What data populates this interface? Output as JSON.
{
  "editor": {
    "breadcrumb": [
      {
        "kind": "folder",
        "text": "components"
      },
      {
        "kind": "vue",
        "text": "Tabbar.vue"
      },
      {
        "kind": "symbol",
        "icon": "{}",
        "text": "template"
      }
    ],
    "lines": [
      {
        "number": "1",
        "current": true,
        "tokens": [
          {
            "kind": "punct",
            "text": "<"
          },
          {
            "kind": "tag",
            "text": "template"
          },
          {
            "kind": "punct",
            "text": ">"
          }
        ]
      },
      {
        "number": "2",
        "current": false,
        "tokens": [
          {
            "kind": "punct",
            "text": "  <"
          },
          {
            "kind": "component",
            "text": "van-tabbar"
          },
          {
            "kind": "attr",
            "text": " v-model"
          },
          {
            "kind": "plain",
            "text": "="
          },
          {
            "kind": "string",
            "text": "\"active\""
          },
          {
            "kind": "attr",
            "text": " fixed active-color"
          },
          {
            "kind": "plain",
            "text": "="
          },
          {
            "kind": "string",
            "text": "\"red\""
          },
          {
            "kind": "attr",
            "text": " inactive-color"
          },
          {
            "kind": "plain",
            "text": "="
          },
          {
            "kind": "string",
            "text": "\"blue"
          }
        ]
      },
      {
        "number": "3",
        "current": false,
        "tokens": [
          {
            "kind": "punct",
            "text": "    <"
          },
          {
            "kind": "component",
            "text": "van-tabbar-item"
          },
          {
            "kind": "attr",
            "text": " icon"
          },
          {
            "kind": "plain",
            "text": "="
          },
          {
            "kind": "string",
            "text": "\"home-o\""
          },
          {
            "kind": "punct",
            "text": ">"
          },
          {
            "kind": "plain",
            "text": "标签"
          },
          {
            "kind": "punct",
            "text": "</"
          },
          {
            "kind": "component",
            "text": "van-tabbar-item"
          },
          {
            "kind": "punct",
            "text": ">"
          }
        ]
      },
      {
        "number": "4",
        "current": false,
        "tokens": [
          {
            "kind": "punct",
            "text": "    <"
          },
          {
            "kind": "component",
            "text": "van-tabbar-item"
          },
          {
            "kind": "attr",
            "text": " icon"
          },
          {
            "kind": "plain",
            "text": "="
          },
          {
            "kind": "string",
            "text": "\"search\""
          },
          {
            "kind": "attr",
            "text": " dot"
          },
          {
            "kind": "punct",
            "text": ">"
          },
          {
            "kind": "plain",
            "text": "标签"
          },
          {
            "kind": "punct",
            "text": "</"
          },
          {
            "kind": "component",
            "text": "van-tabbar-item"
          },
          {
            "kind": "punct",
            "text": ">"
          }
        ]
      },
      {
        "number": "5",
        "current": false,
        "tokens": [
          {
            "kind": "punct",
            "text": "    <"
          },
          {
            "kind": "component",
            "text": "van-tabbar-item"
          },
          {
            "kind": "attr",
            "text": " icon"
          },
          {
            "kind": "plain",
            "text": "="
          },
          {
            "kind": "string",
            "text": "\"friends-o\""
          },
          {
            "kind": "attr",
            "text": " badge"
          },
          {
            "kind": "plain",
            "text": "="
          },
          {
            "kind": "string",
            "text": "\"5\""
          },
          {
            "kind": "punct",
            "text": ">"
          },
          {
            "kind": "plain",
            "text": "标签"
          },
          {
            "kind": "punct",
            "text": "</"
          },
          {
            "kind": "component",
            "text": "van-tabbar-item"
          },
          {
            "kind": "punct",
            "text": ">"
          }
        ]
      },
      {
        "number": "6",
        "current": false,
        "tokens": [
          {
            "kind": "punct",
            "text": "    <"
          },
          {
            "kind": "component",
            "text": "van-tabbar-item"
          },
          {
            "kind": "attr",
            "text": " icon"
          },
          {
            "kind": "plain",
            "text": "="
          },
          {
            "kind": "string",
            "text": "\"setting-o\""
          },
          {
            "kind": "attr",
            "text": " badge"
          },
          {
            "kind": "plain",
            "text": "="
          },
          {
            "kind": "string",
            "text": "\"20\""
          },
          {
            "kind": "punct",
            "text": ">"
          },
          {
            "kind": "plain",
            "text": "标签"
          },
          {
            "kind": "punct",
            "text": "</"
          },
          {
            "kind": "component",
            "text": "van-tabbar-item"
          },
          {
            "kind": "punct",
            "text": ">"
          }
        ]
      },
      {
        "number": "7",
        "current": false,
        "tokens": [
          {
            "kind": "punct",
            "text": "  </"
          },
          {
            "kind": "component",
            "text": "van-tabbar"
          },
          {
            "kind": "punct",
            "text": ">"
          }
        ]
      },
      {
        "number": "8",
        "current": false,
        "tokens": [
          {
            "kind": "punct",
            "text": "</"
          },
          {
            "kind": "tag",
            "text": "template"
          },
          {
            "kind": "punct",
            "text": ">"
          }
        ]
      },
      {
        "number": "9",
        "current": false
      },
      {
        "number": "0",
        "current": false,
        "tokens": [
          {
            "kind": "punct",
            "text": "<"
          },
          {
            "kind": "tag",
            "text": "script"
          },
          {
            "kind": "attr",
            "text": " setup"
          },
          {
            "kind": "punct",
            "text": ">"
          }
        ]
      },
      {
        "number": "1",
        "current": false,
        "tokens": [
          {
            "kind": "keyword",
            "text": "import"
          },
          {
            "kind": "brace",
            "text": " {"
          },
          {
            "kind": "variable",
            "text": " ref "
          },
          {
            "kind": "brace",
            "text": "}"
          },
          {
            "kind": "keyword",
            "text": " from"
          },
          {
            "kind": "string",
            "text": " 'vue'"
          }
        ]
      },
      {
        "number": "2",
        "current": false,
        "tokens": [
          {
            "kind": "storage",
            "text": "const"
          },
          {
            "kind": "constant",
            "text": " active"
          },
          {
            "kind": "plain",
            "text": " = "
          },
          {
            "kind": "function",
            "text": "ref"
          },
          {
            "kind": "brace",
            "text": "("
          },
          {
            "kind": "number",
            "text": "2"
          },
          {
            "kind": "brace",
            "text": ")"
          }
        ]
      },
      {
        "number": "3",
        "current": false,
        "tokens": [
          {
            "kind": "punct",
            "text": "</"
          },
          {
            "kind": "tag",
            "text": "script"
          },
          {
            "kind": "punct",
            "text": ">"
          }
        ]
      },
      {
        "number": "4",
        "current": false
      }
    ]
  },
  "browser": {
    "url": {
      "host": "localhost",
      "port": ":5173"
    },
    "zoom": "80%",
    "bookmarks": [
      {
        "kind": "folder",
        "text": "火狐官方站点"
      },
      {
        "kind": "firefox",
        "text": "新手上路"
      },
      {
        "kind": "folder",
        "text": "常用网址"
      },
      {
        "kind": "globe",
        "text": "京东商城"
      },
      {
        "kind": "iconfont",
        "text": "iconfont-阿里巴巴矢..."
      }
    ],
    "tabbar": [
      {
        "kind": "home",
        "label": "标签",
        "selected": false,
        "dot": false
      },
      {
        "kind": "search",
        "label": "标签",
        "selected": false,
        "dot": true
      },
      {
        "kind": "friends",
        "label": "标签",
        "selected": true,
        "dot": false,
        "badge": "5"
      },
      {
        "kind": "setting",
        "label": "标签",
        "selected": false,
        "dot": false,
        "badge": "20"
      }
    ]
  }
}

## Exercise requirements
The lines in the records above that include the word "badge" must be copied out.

## Exercise output
            "text": " badge"
            "text": " badge"
        "badge": "5"
        "badge": "20"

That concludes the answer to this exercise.